(EXERCISE INSTRUCTIONS) Restate the records word for word, omitting nothing.
Start of DATA SHOWN
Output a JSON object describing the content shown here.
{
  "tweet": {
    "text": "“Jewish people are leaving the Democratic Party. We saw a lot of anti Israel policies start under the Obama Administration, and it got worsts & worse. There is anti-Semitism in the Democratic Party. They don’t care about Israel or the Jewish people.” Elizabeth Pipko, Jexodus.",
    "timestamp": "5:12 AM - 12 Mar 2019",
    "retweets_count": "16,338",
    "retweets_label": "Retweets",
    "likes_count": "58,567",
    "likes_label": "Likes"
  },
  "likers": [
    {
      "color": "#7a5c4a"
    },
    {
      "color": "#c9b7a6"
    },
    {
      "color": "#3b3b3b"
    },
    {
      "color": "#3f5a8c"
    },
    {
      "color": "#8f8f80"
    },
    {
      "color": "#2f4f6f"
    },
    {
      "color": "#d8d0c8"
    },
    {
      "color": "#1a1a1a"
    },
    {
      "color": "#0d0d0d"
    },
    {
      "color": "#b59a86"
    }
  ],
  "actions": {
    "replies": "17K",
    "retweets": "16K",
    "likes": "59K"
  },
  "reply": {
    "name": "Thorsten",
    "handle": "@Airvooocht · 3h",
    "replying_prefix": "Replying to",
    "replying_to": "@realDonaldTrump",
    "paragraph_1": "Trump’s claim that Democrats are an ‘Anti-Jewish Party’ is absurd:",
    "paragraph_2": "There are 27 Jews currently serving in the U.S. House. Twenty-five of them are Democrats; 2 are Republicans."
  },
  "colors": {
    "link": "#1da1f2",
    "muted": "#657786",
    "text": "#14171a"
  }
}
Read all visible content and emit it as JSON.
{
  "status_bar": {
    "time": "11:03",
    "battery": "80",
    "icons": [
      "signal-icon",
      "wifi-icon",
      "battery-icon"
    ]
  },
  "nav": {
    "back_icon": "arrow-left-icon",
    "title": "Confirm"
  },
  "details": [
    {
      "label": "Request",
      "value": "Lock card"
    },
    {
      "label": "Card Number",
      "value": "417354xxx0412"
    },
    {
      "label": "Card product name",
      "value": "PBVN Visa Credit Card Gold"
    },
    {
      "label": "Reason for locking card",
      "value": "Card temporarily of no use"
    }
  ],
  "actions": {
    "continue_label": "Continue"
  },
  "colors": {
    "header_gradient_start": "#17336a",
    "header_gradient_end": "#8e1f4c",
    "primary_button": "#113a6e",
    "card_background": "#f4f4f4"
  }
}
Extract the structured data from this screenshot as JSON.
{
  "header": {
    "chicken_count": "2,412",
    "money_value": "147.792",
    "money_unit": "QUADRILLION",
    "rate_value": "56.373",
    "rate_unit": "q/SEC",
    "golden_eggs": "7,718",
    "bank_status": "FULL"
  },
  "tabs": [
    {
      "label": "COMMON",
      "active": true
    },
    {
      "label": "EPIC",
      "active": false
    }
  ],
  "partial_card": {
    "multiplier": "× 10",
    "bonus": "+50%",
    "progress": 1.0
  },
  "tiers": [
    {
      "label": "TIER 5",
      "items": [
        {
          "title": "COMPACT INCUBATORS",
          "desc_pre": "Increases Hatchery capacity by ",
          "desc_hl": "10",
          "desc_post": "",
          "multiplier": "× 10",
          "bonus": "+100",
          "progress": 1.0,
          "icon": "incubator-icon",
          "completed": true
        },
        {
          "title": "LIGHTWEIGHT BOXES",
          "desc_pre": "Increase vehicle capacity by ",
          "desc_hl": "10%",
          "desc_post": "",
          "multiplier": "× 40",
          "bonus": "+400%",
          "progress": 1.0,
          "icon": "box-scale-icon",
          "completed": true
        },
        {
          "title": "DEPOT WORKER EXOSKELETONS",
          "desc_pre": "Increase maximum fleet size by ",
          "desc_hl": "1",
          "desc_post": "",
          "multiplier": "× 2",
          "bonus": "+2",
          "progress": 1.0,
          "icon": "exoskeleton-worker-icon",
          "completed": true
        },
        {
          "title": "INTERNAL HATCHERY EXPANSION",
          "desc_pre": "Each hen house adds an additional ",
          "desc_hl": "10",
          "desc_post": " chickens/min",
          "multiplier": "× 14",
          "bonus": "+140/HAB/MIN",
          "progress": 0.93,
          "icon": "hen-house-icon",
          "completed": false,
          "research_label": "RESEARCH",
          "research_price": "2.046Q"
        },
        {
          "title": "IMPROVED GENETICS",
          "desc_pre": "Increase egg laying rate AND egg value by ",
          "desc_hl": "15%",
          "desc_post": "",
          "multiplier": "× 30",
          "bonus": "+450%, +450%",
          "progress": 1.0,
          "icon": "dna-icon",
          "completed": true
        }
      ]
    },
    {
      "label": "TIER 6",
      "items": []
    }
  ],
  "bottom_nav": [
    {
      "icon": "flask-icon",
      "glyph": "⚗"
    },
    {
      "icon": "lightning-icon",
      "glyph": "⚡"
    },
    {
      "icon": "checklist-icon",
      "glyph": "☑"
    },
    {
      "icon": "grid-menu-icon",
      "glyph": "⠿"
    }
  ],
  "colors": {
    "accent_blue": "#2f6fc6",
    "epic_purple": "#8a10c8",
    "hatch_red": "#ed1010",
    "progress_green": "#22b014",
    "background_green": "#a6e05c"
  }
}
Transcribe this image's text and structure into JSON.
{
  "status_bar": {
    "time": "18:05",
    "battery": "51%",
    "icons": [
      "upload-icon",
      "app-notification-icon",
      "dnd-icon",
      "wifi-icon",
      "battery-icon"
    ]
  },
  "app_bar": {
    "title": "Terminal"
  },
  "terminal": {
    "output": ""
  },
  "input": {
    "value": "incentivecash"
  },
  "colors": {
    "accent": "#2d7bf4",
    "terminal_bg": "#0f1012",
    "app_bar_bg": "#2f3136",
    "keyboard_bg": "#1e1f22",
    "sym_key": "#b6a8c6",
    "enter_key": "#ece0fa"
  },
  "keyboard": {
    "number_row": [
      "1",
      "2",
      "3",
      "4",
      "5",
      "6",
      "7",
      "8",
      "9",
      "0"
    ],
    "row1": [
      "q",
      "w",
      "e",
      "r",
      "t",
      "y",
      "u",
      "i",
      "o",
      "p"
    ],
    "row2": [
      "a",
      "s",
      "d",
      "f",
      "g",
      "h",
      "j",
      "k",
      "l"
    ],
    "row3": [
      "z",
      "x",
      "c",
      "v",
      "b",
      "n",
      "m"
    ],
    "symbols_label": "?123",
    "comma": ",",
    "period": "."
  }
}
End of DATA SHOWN
(EXERCISE RESULT)
Output a JSON object describing the content shown here.
{
  "tweet": {
    "text": "“Jewish people are leaving the Democratic Party. We saw a lot of anti Israel policies start under the Obama Administration, and it got worsts & worse. There is anti-Semitism in the Democratic Party. They don’t care about Israel or the Jewish people.” Elizabeth Pipko, Jexodus.",
    "timestamp": "5:12 AM - 12 Mar 2019",
    "retweets_count": "16,338",
    "retweets_label": "Retweets",
    "likes_count": "58,567",
    "likes_label": "Likes"
  },
  "likers": [
    {
      "color": "#7a5c4a"
    },
    {
      "color": "#c9b7a6"
    },
    {
      "color": "#3b3b3b"
    },
    {
      "color": "#3f5a8c"
    },
    {
      "color": "#8f8f80"
    },
    {
      "color": "#2f4f6f"
    },
    {
      "color": "#d8d0c8"
    },
    {
      "color": "#1a1a1a"
    },
    {
      "color": "#0d0d0d"
    },
    {
      "color": "#b59a86"
    }
  ],
  "actions": {
    "replies": "17K",
    "retweets": "16K",
    "likes": "59K"
  },
  "reply": {
    "name": "Thorsten",
    "handle": "@Airvooocht · 3h",
    "replying_prefix": "Replying to",
    "replying_to": "@realDonaldTrump",
    "paragraph_1": "Trump’s claim that Democrats are an ‘Anti-Jewish Party’ is absurd:",
    "paragraph_2": "There are 27 Jews currently serving in the U.S. House. Twenty-five of them are Democrats; 2 are Republicans."
  },
  "colors": {
    "link": "#1da1f2",
    "muted": "#657786",
    "text": "#14171a"
  }
}
Read all visible content and emit it as JSON.
{
  "status_bar": {
    "time": "11:03",
    "battery": "80",
    "icons": [
      "signal-icon",
      "wifi-icon",
      "battery-icon"
    ]
  },
  "nav": {
    "back_icon": "arrow-left-icon",
    "title": "Confirm"
  },
  "details": [
    {
      "label": "Request",
      "value": "Lock card"
    },
    {
      "label": "Card Number",
      "value": "417354xxx0412"
    },
    {
      "label": "Card product name",
      "value": "PBVN Visa Credit Card Gold"
    },
    {
      "label": "Reason for locking card",
      "value": "Card temporarily of no use"
    }
  ],
  "actions": {
    "continue_label": "Continue"
  },
  "colors": {
    "header_gradient_start": "#17336a",
    "header_gradient_end": "#8e1f4c",
    "primary_button": "#113a6e",
    "card_background": "#f4f4f4"
  }
}
Extract the structured data from this screenshot as JSON.
{
  "header": {
    "chicken_count": "2,412",
    "money_value": "147.792",
    "money_unit": "QUADRILLION",
    "rate_value": "56.373",
    "rate_unit": "q/SEC",
    "golden_eggs": "7,718",
    "bank_status": "FULL"
  },
  "tabs": [
    {
      "label": "COMMON",
      "active": true
    },
    {
      "label": "EPIC",
      "active": false
    }
  ],
  "partial_card": {
    "multiplier": "× 10",
    "bonus": "+50%",
    "progress": 1.0
  },
  "tiers": [
    {
      "label": "TIER 5",
      "items": [
        {
          "title": "COMPACT INCUBATORS",
          "desc_pre": "Increases Hatchery capacity by ",
          "desc_hl": "10",
          "desc_post": "",
          "multiplier": "× 10",
          "bonus": "+100",
          "progress": 1.0,
          "icon": "incubator-icon",
          "completed": true
        },
        {
          "title": "LIGHTWEIGHT BOXES",
          "desc_pre": "Increase vehicle capacity by ",
          "desc_hl": "10%",
          "desc_post": "",
          "multiplier": "× 40",
          "bonus": "+400%",
          "progress": 1.0,
          "icon": "box-scale-icon",
          "completed": true
        },
        {
          "title": "DEPOT WORKER EXOSKELETONS",
          "desc_pre": "Increase maximum fleet size by ",
          "desc_hl": "1",
          "desc_post": "",
          "multiplier": "× 2",
          "bonus": "+2",
          "progress": 1.0,
          "icon": "exoskeleton-worker-icon",
          "completed": true
        },
        {
          "title": "INTERNAL HATCHERY EXPANSION",
          "desc_pre": "Each hen house adds an additional ",
          "desc_hl": "10",
          "desc_post": " chickens/min",
          "multiplier": "× 14",
          "bonus": "+140/HAB/MIN",
          "progress": 0.93,
          "icon": "hen-house-icon",
          "completed": false,
          "research_label": "RESEARCH",
          "research_price": "2.046Q"
        },
        {
          "title": "IMPROVED GENETICS",
          "desc_pre": "Increase egg laying rate AND egg value by ",
          "desc_hl": "15%",
          "desc_post": "",
          "multiplier": "× 30",
          "bonus": "+450%, +450%",
          "progress": 1.0,
          "icon": "dna-icon",
          "completed": true
        }
      ]
    },
    {
      "label": "TIER 6",
      "items": []
    }
  ],
  "bottom_nav": [
    {
      "icon": "flask-icon",
      "glyph": "⚗"
    },
    {
      "icon": "lightning-icon",
      "glyph": "⚡"
    },
    {
      "icon": "checklist-icon",
      "glyph": "☑"
    },
    {
      "icon": "grid-menu-icon",
      "glyph": "⠿"
    }
  ],
  "colors": {
    "accent_blue": "#2f6fc6",
    "epic_purple": "#8a10c8",
    "hatch_red": "#ed1010",
    "progress_green": "#22b014",
    "background_green": "#a6e05c"
  }
}
Transcribe this image's text and structure into JSON.
{
  "status_bar": {
    "time": "18:05",
    "battery": "51%",
    "icons": [
      "upload-icon",
      "app-notification-icon",
      "dnd-icon",
      "wifi-icon",
      "battery-icon"
    ]
  },
  "app_bar": {
    "title": "Terminal"
  },
  "terminal": {
    "output": ""
  },
  "input": {
    "value": "incentivecash"
  },
  "colors": {
    "accent": "#2d7bf4",
    "terminal_bg": "#0f1012",
    "app_bar_bg": "#2f3136",
    "keyboard_bg": "#1e1f22",
    "sym_key": "#b6a8c6",
    "enter_key": "#ece0fa"
  },
  "keyboard": {
    "number_row": [
      "1",
      "2",
      "3",
      "4",
      "5",
      "6",
      "7",
      "8",
      "9",
      "0"
    ],
    "row1": [
      "q",
      "w",
      "e",
      "r",
      "t",
      "y",
      "u",
      "i",
      "o",
      "p"
    ],
    "row2": [
      "a",
      "s",
      "d",
      "f",
      "g",
      "h",
      "j",
      "k",
      "l"
    ],
    "row3": [
      "z",
      "x",
      "c",
      "v",
      "b",
      "n",
      "m"
    ],
    "symbols_label": "?123",
    "comma": ",",
    "period": "."
  }
}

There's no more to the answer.